The Cotton Crop Assessment Committee was briefed on Wednesday that Pakistan is anticipated to produce 8.46 million cotton bales this year, owing mostly to improved meteorological conditions over the previous year.
Sindh, which experienced a significant cotton crop loss last year, is anticipated to produce 3.5 million bales this year. Cotton output in Punjab is anticipated to reach 4.5 million bales this year, an increase of 8.5% above last year’s harvest.
The Minister of Food Security and National Research, Syed Fakhr Imam, chaired an evaluation committee meeting and attributed this year’s cotton production to the intervention price, which he said was announced after eight years, and encouraged farmers to invest in the crop management and reap high yields.
This year, the government has set an intervention price of Rs5,000 per 40kg of cotton. Growers from Sindh and Punjab, according to Mr. Imam, applauded the gesture and asked the government to repeat the intervention price for sugarcane and wheat.

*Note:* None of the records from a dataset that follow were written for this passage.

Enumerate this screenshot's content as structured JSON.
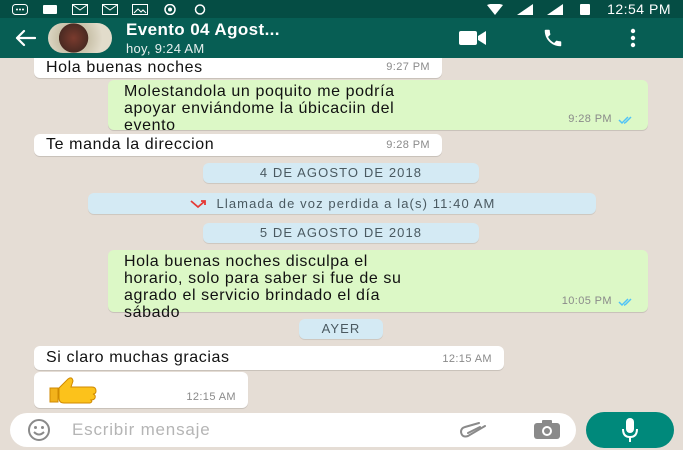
{
  "status_bar": {
    "time": "12:54 PM"
  },
  "header": {
    "title": "Evento 04 Agost...",
    "subtitle": "hoy, 9:24 AM"
  },
  "messages": [
    {
      "dir": "in",
      "text": "Hola buenas noches",
      "time": "9:27 PM"
    },
    {
      "dir": "out",
      "lines": [
        "Molestandola un poquito me podría",
        "apoyar enviándome la úbicaciin del",
        "evento"
      ],
      "time": "9:28 PM",
      "status": "read"
    },
    {
      "dir": "in",
      "text": "Te manda la direccion",
      "time": "9:28 PM"
    },
    {
      "dir": "out",
      "lines": [
        "Hola buenas noches disculpa el",
        "horario, solo para saber si fue de su",
        "agrado el servicio brindado el día",
        "sábado"
      ],
      "time": "10:05 PM",
      "status": "read"
    },
    {
      "dir": "in",
      "text": "Si claro muchas gracias",
      "time": "12:15 AM"
    },
    {
      "dir": "in",
      "emoji": "thumbs-up",
      "time": "12:15 AM"
    }
  ],
  "date_dividers": {
    "aug4": "4 DE AGOSTO DE 2018",
    "aug5": "5 DE AGOSTO DE 2018",
    "yesterday": "AYER"
  },
  "missed_call": "Llamada de voz perdida a la(s) 11:40 AM",
  "composer": {
    "placeholder": "Escribir mensaje"
  },
  "colors": {
    "header": "#075e54",
    "status_bar": "#054d44",
    "outgoing_bubble": "#dcf8c6",
    "incoming_bubble": "#ffffff",
    "chat_background": "#e5ddd5",
    "date_pill": "#d4eaf4",
    "read_ticks": "#4fc3f7",
    "mic_button": "#00897b"
  },
  "icons": [
    "back-arrow-icon",
    "video-call-icon",
    "phone-icon",
    "more-options-icon",
    "missed-call-icon",
    "emoji-icon",
    "attach-icon",
    "camera-icon",
    "mic-icon"
  ]
}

The minister informed the gathering that the year 2020 saw 398.6mm of rainfall, which had a catastrophic influence on cotton output, but this year’s rainfall was 78.6mm, which boosted the prospects of total production.
He stressed the need of raising farmer knowledge on contamination control. He claimed that by using appropriate chemical sprays, the quality and quantity of cotton output could be improved. “The government would be proactive in providing excellent seed to farmers,” he added.
Mr. Imam stated that the government did very well in the previous season, with Pakistan having the greatest output in the top five crops, including wheat, with a record production of 27.5 million tonnes. “The administration intends to change cotton production as well, as the PTI government-supported cotton growers in every way,” he added.
He stated that there was a need for a paradigm change in cotton crop output because it was one of the key elements of production in the domestic sector. “Smallholders will only be able to cultivate wheat if quality inputs are available on time and within farmers’ reach,” he added.